Tony Goddard's excellent memoir My African Stories covers three distinct periods -
firstly his early childhood in Northern Rhodesia with his Colonial Service parents,
and subsequent university life in England; secondly his time as a District Officer in the
bush in the three years running up to Zambian Independence in 1964; and finally the
brief post-independence period during which he was Resident Magistrate in a remote
part of the Barotse Province.
He manages to cover all three periods with light-hearted anecdotes that give largely
personal but relevant snapshots of the last days of indirect colonial rule in Zambia and the
early days of Independence. Apart from the grisly localised uprising of the Lumpa Church
in 1963 (also covered by John Hudson in his book A Time to Mourn) Zambia was fortunate
in having a well ordered and relatively peaceful transition to Independence in 1964.
Nevertheless, Independence naturally resulted in major changes in the way in which
the country was run. The old system of indirect rule favoured by the British throughout
the years of Empire was one of the first to be scrapped. Tony Goddard, with a
perspective gained from extensive periods spent as a District Officer in the bush,
lovingly describes the old system of working through the local Paramount Chief, and the
Tribal Council.

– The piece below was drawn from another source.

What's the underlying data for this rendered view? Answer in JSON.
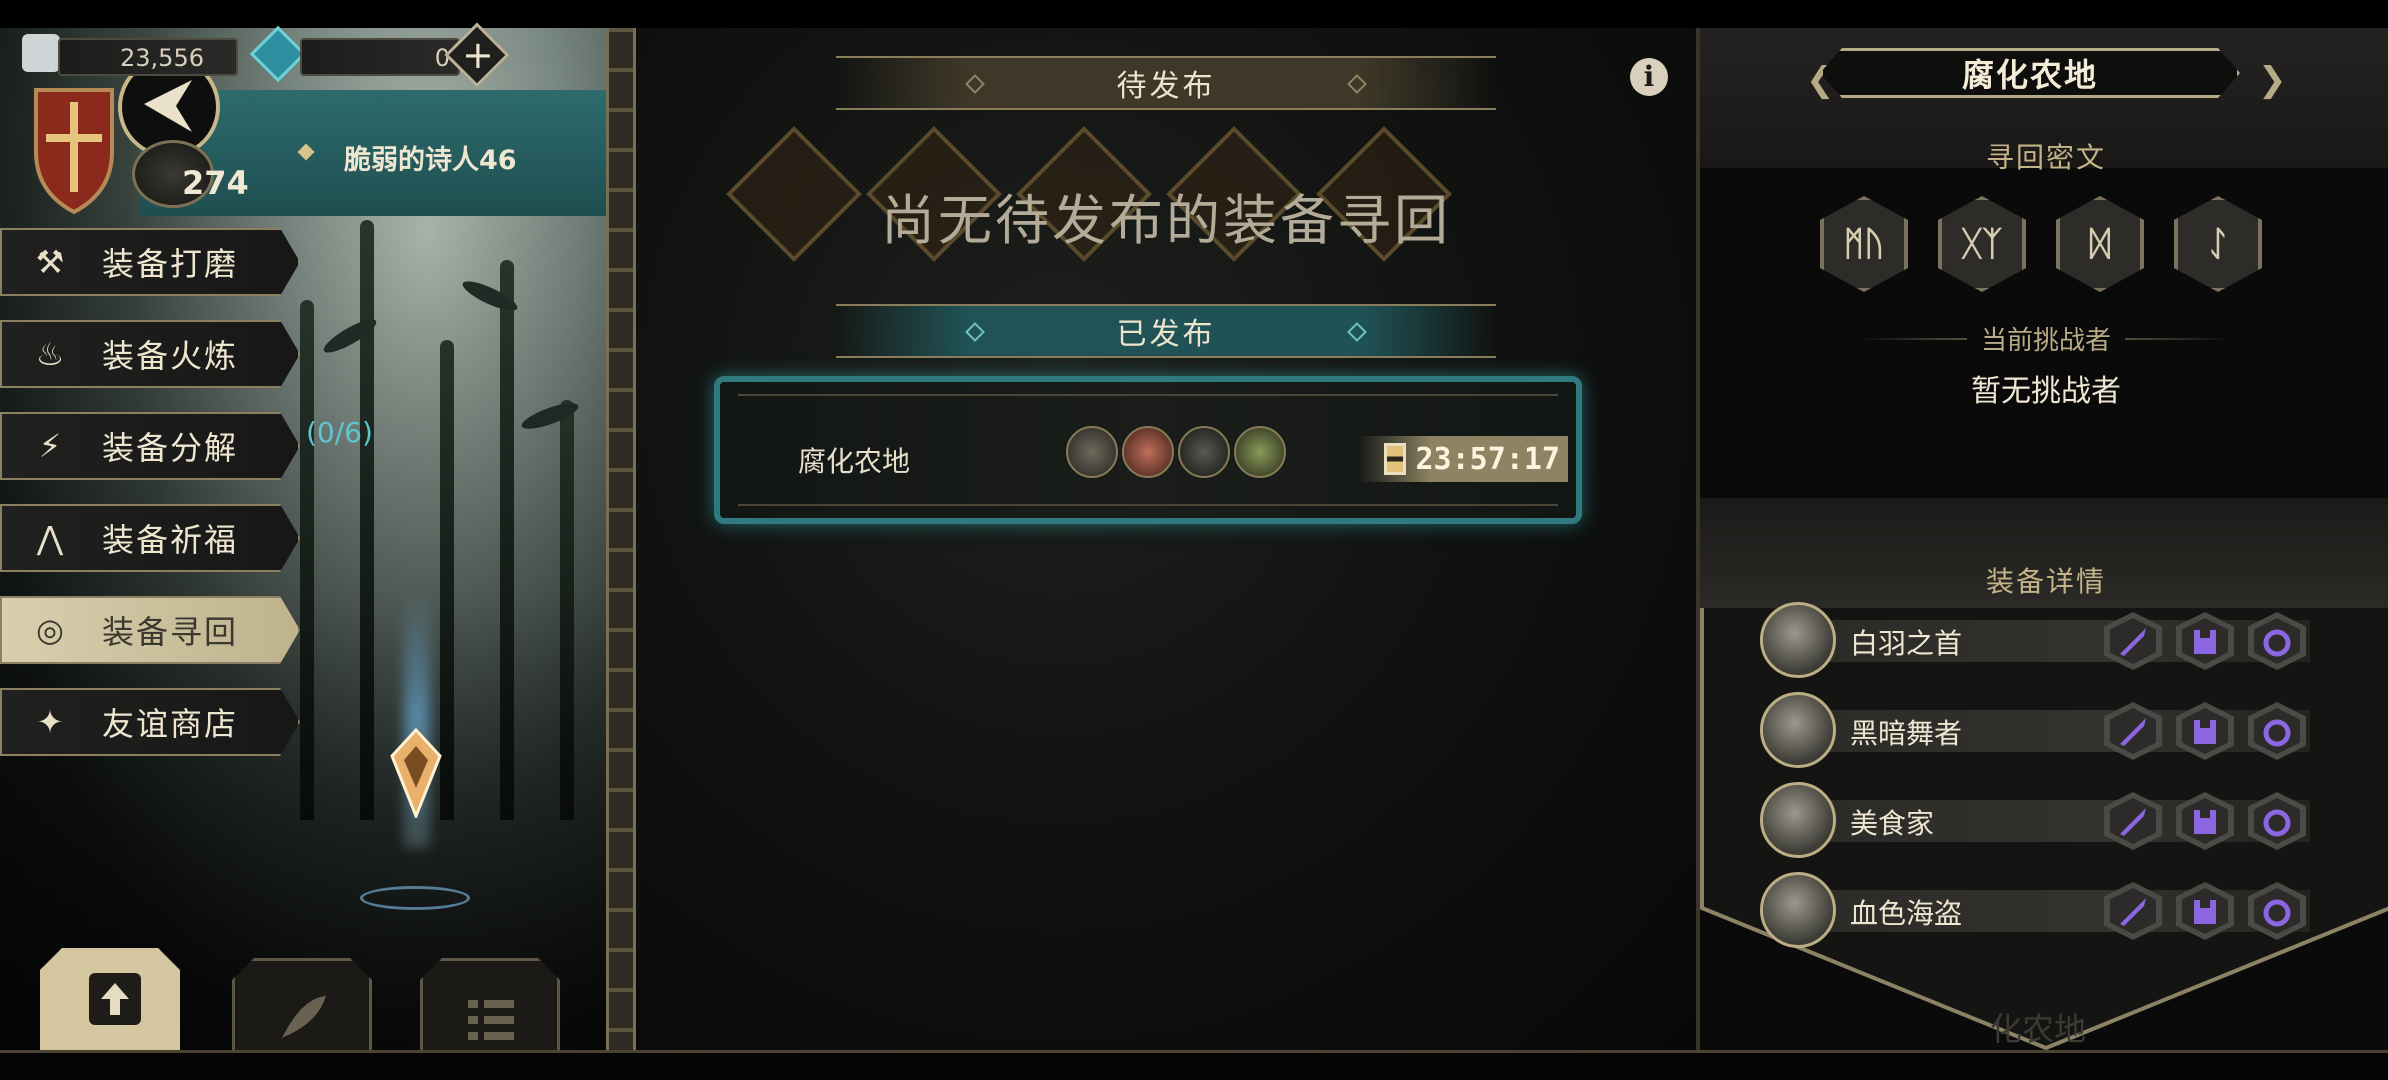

But he was also witness to its replacement by a highly centralised,
politically controlled civil service that sadly led inexorably to ever increasing
urbanisation and rural stagnation and decline.
On a more personal note Tony Goddard highlights the spirit of trust and understanding
that existed between the expatriate District Officers and the Chiefs, as representatives of
the traditional rural society, and the even closer relationship between the expatriate
District Officer and his personal staff. These were relationships that served the old
system well, but gradually mutated as the post-independence changes took root. It speaks
volumes for all concerned that they have been replaced by a non-racial, colour-blind
governing class that has, incidentally, recently welcomed to the country a significant
number of dispossessed white farmers from Zimbabwe.
My African Stories will also be of special interest to readers fortunate enough to have
experienced the wildlife riches of the Luangwa Valley, and they will have seen the fruits
of an enlightened game policy based on full local participation, which was initiated over
50 years ago by the colonial government in collaboration with the old Paramount Chief
Nsefu. One of the best camps in the Valley still bears his name - a fitting monument to a
remarkable man (with whom Tony Goddard developed a close friendship).
Footnote: The writer of this review was stationed in Fort Jameson (now Chipata) in
1954-56 almost a decade before Tony Goddard. He initially worked with the Kunda but
later was given a special assignment to carry out a survey of the Ngoni people. To write
this review has therefore been an especially great pleasure and restored many happy
memories of the people and the writer's family.